“Well hello darling!” cried Martha. She was fascinated by the shrewd serpents and loved conversing with them since they were so intelligent.

“Are you coming to eat from this center tree?”

“Of course not, what ever made you think that? The Master said not to even touch it! Far be it from us or you to disobey the Master!” she scolded the serpent.

“But don’t you know that this fruit will open your eyes to the truth. You will be as the Master Himself!”

Martha hesitated, surprised at the unusual behavior of the serpent, “But God said that if we eat this fruit, we will die right away.”

“Oh, you won’t die. God knows what the fruit can do for you! He is keeping you from eating it, but it is ever so delicious!”

Martha eyed the tree suspiciously. It did look beautiful and she could smell the sweet aroma wafting toward her from the tree. She thought of the wisdom of the serpent, and how he said it would make her know things that God knew. She reached for the tree and plucked a fruit, just to have a closer look, she told herself. The lady lifted the fruit to her nose and smelled it. Oh, it smelled so pleasing. She looked at it, her heart thumping.

Avda was silent.

She brought the apple to her mouth and before she knew what she was doing, took a bite.

It was as if time came to a halt, as if the new stars my Father had made quit swirling through the heavens; one could almost hear the turning of the planets upon their axis.

Martha smiled, a thrill of excitement flashing through her whole body. She gave the fruit to Avda, who took it and pondered something before he too, ate the fruit.

Immediately shame filled the man and woman, and they fled. They ran from that place with hearts full of guilt. They knew that somehow everything would be different.

Something else had changed outwardly, as well. They realized their nakedness. They had always been naked but never before had they the guilt to shame them for their nakedness. Not knowing exactly why, they were driven to cover up by sewing fig leaves together.

Grief and shame weld up in their hearts. They became angry with each other and squabbled like school children, when suddenly they heard a voice. A voice which they vaguely recognized as God’s, but now seemed much different—they did not know how different.

“Avda! Where are you?”

Immediately they hid. What did they hide from? They hid from the Master, expecting Him to be angry. Expecting Him to come down with a great shout and cast them away as He had done to Nahor. Of course they realized now that it had been Nahor that deceived them through the serpent.

“Where are you, Avda?” he called.

“I heard your voice calling and I hid myself because I was naked,” Avda replied.

“Naked? Who told you that you were naked?” the Creator asked. “Did you eat the fruit which I forbade you to eat?”

“Martha, that woman you gave me, she made me eat it! It wasn’t my fault!”

“Avda!” God scolded solemnly.

Turning to the woman the Master asked, “What have you done, Martha?”

But she replied, “The serpent tricked me and I ate it!”

God then cursed the serpent saying, “Because of what you did, you are cursed above all the creatures I have made and shall be restricted to slither upon your belly, made to eat dust—you and your descendants. No longer will there be good relations between you and the woman’s seed, and her Child shall tread upon you, and you shall strike His heel.

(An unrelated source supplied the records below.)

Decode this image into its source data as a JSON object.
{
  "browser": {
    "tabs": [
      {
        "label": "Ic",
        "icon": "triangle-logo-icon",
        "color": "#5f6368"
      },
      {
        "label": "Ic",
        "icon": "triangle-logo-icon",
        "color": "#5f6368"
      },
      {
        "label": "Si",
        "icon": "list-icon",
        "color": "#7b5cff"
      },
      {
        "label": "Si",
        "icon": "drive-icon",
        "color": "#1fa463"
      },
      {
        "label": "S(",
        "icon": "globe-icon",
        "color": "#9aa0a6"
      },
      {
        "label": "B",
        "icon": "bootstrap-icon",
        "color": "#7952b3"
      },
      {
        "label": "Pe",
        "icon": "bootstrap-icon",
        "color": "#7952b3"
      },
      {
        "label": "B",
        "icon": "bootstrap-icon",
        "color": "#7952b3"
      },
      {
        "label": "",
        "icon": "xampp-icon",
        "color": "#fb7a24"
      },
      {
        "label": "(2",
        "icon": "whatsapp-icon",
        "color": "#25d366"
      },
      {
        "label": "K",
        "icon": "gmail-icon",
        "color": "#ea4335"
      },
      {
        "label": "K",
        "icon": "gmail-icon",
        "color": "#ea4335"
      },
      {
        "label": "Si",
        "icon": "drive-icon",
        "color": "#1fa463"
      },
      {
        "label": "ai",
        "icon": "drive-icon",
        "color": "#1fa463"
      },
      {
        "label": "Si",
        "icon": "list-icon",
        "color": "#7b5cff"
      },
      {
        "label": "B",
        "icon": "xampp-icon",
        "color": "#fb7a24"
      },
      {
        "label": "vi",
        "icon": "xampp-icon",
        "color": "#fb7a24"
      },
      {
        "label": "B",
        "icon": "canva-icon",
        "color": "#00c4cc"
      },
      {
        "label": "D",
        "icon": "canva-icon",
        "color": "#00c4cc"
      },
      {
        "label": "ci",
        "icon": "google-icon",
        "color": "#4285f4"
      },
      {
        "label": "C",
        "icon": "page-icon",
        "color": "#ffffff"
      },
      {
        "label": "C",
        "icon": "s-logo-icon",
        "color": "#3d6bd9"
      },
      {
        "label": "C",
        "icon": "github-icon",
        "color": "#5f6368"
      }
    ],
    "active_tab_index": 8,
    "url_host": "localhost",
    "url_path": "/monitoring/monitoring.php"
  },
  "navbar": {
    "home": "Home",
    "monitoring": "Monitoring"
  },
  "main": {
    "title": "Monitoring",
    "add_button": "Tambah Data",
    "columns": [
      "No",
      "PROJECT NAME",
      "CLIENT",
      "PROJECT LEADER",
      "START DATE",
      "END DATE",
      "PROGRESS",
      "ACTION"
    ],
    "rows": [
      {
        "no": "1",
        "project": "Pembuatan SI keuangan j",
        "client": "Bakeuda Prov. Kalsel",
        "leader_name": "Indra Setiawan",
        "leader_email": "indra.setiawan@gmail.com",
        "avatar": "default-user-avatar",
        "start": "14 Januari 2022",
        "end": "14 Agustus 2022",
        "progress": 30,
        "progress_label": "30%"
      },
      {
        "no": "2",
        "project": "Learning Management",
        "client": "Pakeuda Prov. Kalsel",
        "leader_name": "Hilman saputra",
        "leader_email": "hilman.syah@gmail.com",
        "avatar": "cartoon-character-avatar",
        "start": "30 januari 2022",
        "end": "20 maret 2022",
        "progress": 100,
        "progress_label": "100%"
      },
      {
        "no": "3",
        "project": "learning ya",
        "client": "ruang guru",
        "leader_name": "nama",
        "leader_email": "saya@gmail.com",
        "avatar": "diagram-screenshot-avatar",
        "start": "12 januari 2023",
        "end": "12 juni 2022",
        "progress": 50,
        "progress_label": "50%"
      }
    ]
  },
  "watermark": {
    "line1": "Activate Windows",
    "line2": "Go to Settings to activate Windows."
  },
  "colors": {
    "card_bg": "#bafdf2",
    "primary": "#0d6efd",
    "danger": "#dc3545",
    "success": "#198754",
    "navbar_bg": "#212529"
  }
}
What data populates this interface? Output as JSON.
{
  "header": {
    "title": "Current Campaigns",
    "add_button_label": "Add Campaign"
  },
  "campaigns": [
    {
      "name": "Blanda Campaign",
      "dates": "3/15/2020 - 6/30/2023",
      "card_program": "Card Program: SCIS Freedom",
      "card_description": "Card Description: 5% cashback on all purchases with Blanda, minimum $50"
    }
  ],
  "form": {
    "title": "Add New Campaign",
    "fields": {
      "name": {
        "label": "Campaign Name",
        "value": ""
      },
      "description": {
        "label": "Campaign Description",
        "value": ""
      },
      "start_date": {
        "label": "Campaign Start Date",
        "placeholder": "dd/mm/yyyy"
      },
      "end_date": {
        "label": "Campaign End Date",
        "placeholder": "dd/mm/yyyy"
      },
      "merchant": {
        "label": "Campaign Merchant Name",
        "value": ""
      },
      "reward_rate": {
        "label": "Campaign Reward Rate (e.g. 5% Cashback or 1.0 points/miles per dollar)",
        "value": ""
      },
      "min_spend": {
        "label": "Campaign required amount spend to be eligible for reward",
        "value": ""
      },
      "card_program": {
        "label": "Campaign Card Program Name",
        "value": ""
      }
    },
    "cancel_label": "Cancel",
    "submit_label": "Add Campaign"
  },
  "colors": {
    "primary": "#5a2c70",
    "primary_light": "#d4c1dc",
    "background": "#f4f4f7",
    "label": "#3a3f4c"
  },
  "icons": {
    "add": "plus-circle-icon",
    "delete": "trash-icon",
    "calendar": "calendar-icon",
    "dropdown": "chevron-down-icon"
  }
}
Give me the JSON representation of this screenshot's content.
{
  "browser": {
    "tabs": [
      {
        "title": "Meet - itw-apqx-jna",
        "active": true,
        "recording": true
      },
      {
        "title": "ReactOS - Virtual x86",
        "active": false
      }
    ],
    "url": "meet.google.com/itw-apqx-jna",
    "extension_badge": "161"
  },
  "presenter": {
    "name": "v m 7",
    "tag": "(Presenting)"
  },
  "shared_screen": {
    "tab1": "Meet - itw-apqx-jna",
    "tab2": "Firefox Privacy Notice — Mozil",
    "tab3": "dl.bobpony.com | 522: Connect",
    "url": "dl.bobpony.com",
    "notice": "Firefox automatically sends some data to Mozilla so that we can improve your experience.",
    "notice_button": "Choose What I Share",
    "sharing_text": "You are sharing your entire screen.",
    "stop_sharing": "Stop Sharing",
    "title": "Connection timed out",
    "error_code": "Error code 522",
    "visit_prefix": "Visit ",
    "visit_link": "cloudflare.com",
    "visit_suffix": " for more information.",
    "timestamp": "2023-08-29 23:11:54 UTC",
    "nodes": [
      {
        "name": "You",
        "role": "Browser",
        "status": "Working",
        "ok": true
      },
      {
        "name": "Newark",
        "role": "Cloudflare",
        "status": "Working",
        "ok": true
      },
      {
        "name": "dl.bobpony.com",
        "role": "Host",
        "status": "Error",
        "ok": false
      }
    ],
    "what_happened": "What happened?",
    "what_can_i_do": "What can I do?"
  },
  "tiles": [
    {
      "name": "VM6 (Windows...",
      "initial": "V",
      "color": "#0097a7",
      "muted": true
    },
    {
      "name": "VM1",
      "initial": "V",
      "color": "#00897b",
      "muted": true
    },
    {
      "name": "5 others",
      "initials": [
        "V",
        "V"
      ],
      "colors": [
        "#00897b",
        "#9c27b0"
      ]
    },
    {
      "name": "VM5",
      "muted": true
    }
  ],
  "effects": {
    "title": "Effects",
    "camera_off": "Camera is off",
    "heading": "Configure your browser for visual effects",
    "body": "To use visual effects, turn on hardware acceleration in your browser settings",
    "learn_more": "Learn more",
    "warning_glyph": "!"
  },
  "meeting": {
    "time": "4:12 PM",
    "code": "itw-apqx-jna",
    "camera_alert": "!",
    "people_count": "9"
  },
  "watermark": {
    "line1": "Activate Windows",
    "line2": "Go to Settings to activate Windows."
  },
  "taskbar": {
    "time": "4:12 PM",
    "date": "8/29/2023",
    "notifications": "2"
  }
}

“And you, woman, will have excruciating pain through childbirth and shall long for your husband, and He will be your master.”

But to Avda He said, “The ground is cursed because you listened to your wife and ate the fruit, which I had commanded you not to eat; you will toil all the days of your life to grow food, because thorns and weeds will trouble your efforts and make you sweat and bleed in order to provide for your family. In the end you will die and because I made you out of dust, to the dust you will return.”

Then my Father caste the humans out of the Garden and sent a mighty warrior angel to guard its entrance.

So ends the story of the origin of the humans of Tavi, a wretched story, one of broken love and fellowship. This is not just a fictional story; it is, for the most part, a true story, the original of which can be found in the Great Book of God. But it does not completely end here. It continues on to be the greatest story ever told: a story of how God reaches down—well, you will just have to wait and read it some other time.

THE END

C.D.